• _What is needed_
Please print the records below word for word.

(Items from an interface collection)
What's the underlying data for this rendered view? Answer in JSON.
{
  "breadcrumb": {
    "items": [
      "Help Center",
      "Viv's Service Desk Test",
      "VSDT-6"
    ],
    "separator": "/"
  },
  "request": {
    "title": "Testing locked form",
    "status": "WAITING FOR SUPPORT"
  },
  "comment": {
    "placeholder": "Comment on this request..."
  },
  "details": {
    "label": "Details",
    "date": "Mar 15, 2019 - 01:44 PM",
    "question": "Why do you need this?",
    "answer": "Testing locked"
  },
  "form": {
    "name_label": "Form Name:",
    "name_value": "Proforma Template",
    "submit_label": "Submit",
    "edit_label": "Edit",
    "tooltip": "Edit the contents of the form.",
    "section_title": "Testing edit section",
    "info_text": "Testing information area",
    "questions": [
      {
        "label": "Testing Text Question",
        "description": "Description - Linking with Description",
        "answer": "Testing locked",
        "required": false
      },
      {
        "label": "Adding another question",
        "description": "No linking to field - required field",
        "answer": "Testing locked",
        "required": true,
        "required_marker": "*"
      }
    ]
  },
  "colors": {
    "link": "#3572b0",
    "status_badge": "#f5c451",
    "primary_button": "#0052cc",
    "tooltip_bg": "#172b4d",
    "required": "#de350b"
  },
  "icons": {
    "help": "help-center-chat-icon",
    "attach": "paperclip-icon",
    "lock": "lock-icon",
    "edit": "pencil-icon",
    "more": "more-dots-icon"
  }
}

• _Written response_
What's the underlying data for this rendered view? Answer in JSON.
{
  "breadcrumb": {
    "items": [
      "Help Center",
      "Viv's Service Desk Test",
      "VSDT-6"
    ],
    "separator": "/"
  },
  "request": {
    "title": "Testing locked form",
    "status": "WAITING FOR SUPPORT"
  },
  "comment": {
    "placeholder": "Comment on this request..."
  },
  "details": {
    "label": "Details",
    "date": "Mar 15, 2019 - 01:44 PM",
    "question": "Why do you need this?",
    "answer": "Testing locked"
  },
  "form": {
    "name_label": "Form Name:",
    "name_value": "Proforma Template",
    "submit_label": "Submit",
    "edit_label": "Edit",
    "tooltip": "Edit the contents of the form.",
    "section_title": "Testing edit section",
    "info_text": "Testing information area",
    "questions": [
      {
        "label": "Testing Text Question",
        "description": "Description - Linking with Description",
        "answer": "Testing locked",
        "required": false
      },
      {
        "label": "Adding another question",
        "description": "No linking to field - required field",
        "answer": "Testing locked",
        "required": true,
        "required_marker": "*"
      }
    ]
  },
  "colors": {
    "link": "#3572b0",
    "status_badge": "#f5c451",
    "primary_button": "#0052cc",
    "tooltip_bg": "#172b4d",
    "required": "#de350b"
  },
  "icons": {
    "help": "help-center-chat-icon",
    "attach": "paperclip-icon",
    "lock": "lock-icon",
    "edit": "pencil-icon",
    "more": "more-dots-icon"
  }
}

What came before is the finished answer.